● **Given data**:

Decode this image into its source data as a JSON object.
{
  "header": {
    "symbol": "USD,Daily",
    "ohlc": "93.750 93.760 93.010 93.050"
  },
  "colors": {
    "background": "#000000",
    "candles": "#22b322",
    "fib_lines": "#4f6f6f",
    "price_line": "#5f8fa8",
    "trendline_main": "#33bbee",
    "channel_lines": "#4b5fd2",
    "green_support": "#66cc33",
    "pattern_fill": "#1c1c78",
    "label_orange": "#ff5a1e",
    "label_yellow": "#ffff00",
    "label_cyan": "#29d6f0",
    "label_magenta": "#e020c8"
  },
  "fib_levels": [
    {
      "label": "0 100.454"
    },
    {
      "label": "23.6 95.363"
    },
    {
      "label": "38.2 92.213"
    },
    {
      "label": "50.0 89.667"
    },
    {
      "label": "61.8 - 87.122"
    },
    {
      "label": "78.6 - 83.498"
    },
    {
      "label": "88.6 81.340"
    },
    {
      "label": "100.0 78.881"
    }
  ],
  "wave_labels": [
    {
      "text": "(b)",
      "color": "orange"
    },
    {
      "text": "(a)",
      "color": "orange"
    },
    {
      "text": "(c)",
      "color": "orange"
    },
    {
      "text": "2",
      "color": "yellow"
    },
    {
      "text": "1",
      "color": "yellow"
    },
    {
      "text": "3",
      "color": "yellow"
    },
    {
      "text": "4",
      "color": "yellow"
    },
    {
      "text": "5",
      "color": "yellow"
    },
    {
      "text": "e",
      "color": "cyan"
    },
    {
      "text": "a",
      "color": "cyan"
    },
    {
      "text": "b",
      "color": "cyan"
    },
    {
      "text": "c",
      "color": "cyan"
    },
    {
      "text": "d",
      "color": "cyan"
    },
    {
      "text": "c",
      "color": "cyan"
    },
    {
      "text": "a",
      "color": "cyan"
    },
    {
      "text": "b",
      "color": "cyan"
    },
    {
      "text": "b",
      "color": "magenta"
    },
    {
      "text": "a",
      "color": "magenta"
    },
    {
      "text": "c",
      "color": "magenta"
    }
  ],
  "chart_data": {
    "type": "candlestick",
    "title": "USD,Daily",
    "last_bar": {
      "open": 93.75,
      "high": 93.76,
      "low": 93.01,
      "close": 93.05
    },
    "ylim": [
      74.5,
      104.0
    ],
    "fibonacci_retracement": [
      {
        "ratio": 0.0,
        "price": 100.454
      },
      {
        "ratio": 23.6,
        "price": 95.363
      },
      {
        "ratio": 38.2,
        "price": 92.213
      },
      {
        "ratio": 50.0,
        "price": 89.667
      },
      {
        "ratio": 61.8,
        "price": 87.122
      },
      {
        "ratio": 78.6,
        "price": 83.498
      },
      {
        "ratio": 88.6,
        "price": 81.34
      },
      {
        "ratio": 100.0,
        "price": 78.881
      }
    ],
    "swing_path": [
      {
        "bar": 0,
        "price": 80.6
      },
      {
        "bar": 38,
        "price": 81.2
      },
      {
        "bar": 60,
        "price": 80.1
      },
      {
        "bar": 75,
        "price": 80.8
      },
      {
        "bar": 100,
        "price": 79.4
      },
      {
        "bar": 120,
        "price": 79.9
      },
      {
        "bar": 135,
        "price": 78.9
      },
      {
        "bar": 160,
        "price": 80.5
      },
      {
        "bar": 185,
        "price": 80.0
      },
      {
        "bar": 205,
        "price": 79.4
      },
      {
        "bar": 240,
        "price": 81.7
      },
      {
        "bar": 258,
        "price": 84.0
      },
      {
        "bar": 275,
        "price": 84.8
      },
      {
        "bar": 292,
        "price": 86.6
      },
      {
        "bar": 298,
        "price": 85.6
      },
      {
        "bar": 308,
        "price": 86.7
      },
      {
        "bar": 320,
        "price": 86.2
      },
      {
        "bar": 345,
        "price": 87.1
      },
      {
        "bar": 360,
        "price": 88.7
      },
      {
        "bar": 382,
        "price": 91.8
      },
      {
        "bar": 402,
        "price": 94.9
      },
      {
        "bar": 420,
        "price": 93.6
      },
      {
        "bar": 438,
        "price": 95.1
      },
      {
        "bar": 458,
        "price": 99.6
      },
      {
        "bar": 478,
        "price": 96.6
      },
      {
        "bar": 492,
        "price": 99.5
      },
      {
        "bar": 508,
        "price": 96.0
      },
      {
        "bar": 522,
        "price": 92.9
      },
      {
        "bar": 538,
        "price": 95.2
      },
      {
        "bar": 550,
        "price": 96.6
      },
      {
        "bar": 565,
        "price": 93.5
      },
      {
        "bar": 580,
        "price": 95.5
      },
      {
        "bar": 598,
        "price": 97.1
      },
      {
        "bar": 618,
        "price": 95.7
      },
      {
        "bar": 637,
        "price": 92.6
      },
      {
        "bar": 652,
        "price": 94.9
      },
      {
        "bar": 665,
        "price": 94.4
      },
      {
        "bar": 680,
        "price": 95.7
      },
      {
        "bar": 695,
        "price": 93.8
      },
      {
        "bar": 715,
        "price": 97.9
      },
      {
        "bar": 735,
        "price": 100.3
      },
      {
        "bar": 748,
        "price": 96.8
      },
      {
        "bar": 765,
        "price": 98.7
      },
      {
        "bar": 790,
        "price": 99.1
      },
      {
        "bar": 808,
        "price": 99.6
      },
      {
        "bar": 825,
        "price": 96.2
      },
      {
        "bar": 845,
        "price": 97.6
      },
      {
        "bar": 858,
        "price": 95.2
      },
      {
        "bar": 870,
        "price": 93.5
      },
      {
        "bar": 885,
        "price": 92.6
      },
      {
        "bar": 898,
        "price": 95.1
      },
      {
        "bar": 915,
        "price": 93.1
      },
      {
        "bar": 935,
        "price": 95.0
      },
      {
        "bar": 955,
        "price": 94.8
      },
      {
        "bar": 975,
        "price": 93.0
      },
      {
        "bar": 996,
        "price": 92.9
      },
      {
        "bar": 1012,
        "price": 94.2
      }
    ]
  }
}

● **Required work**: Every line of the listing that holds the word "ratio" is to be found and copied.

● **Task solution**:
        "ratio": 0.0,
        "ratio": 23.6,
        "ratio": 38.2,
        "ratio": 50.0,
        "ratio": 61.8,
        "ratio": 78.6,
        "ratio": 88.6,
        "ratio": 100.0,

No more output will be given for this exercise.